> [DIRECTIONS]:
Look through the listing underneath for "justo", and copy every line that has it.

> [INPUT DATA]:
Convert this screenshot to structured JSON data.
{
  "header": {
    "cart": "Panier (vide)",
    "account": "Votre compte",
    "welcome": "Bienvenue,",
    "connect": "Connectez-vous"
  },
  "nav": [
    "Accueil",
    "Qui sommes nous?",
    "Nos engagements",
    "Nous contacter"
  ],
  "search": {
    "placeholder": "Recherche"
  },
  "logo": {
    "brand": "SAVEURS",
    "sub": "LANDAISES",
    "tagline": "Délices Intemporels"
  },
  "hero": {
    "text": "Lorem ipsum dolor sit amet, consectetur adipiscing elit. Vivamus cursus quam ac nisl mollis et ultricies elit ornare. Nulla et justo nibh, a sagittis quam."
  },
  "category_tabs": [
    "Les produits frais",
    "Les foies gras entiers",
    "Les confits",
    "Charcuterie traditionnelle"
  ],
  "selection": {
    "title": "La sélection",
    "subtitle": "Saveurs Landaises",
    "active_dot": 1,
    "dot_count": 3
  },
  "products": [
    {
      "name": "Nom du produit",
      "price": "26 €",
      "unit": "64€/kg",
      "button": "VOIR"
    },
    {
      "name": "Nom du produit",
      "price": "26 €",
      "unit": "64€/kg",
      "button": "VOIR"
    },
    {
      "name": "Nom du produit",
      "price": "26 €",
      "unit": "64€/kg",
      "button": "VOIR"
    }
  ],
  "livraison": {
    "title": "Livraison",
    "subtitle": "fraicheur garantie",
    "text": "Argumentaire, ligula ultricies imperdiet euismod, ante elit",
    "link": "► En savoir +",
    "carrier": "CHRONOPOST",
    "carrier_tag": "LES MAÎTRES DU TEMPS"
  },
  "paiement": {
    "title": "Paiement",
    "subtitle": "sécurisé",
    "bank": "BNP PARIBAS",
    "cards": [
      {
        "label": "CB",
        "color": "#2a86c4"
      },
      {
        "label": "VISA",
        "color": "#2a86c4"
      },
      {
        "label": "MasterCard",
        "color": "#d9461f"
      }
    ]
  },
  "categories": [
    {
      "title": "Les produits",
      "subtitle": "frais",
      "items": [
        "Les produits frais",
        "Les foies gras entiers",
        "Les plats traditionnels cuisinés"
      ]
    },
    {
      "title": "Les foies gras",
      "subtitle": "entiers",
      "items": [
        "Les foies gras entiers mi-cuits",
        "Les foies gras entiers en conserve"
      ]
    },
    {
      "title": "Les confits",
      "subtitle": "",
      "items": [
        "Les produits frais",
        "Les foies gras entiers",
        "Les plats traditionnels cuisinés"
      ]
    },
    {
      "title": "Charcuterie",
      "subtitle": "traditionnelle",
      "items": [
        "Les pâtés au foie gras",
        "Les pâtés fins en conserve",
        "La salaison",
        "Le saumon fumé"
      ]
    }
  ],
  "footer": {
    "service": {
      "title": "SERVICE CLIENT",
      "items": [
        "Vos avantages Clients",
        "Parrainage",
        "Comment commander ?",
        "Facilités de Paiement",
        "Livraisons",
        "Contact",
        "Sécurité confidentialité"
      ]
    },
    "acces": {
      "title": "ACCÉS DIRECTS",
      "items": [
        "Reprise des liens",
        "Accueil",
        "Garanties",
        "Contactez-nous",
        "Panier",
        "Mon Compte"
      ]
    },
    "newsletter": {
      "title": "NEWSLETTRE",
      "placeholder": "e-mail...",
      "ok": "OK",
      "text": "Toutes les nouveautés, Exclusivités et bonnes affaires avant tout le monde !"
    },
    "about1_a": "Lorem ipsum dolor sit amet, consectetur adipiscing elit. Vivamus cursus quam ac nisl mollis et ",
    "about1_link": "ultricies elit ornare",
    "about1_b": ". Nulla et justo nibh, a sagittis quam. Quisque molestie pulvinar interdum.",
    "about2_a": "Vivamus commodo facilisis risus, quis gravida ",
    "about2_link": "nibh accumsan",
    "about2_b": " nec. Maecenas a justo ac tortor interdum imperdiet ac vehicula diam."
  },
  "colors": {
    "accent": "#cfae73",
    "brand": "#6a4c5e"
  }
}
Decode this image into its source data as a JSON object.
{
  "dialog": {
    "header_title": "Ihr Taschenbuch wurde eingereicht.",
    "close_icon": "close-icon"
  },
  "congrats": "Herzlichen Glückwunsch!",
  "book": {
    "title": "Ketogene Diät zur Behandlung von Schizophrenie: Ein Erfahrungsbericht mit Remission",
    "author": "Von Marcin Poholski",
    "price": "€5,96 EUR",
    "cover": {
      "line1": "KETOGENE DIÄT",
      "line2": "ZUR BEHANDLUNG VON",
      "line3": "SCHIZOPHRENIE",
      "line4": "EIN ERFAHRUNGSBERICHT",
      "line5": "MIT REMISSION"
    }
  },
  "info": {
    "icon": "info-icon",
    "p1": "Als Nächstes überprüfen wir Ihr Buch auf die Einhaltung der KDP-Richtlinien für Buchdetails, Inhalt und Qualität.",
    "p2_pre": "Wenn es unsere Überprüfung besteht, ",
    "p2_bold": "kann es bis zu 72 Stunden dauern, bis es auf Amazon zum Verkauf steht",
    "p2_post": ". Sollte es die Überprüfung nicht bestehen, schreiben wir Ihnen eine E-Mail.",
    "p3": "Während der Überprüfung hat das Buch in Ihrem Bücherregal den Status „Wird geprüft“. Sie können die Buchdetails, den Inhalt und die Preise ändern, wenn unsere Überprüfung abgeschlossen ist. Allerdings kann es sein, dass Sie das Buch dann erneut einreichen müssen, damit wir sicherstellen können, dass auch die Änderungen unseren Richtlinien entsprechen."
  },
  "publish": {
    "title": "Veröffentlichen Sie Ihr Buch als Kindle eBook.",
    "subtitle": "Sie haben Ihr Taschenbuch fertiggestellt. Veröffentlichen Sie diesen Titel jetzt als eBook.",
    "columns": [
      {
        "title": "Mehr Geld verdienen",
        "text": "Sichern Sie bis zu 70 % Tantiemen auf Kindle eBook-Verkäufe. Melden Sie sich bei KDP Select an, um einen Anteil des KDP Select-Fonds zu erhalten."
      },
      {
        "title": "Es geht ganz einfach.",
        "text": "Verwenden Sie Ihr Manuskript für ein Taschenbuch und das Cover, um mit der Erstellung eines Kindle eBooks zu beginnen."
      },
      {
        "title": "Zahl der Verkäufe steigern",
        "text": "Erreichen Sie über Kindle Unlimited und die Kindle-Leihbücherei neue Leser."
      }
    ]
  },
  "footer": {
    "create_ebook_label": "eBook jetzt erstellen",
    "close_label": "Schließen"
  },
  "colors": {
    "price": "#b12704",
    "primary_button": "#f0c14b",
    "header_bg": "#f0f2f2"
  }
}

> [ANSWER SECTION]:
    "text": "Lorem ipsum dolor sit amet, consectetur adipiscing elit. Vivamus cursus quam ac nisl mollis et ultricies elit ornare. Nulla et justo nibh, a sagittis quam."
    "about1_b": ". Nulla et justo nibh, a sagittis quam. Quisque molestie pulvinar interdum.",
    "about2_b": " nec. Maecenas a justo ac tortor interdum imperdiet ac vehicula diam."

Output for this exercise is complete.